>>>

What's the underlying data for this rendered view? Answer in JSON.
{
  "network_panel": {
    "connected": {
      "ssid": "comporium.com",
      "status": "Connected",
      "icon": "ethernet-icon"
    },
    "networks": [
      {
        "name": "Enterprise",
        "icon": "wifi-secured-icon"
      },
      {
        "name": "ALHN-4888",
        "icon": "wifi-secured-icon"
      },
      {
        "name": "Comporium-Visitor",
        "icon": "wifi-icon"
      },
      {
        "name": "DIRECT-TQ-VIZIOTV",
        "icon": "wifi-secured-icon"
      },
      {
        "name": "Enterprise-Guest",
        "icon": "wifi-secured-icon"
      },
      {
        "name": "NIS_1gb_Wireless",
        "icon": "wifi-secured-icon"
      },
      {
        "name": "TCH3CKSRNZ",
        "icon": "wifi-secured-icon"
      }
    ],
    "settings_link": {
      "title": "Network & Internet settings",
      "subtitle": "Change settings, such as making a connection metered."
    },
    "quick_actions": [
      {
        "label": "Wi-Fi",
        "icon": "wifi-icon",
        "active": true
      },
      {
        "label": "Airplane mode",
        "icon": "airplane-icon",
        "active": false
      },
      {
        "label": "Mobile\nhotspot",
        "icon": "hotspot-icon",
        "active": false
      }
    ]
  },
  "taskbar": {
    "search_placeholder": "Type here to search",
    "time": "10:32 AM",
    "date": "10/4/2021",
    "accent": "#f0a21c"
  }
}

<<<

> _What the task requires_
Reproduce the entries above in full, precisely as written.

> _Result of this exercise_
What's the underlying data for this rendered view? Answer in JSON.
{
  "network_panel": {
    "connected": {
      "ssid": "comporium.com",
      "status": "Connected",
      "icon": "ethernet-icon"
    },
    "networks": [
      {
        "name": "Enterprise",
        "icon": "wifi-secured-icon"
      },
      {
        "name": "ALHN-4888",
        "icon": "wifi-secured-icon"
      },
      {
        "name": "Comporium-Visitor",
        "icon": "wifi-icon"
      },
      {
        "name": "DIRECT-TQ-VIZIOTV",
        "icon": "wifi-secured-icon"
      },
      {
        "name": "Enterprise-Guest",
        "icon": "wifi-secured-icon"
      },
      {
        "name": "NIS_1gb_Wireless",
        "icon": "wifi-secured-icon"
      },
      {
        "name": "TCH3CKSRNZ",
        "icon": "wifi-secured-icon"
      }
    ],
    "settings_link": {
      "title": "Network & Internet settings",
      "subtitle": "Change settings, such as making a connection metered."
    },
    "quick_actions": [
      {
        "label": "Wi-Fi",
        "icon": "wifi-icon",
        "active": true
      },
      {
        "label": "Airplane mode",
        "icon": "airplane-icon",
        "active": false
      },
      {
        "label": "Mobile\nhotspot",
        "icon": "hotspot-icon",
        "active": false
      }
    ]
  },
  "taskbar": {
    "search_placeholder": "Type here to search",
    "time": "10:32 AM",
    "date": "10/4/2021",
    "accent": "#f0a21c"
  }
}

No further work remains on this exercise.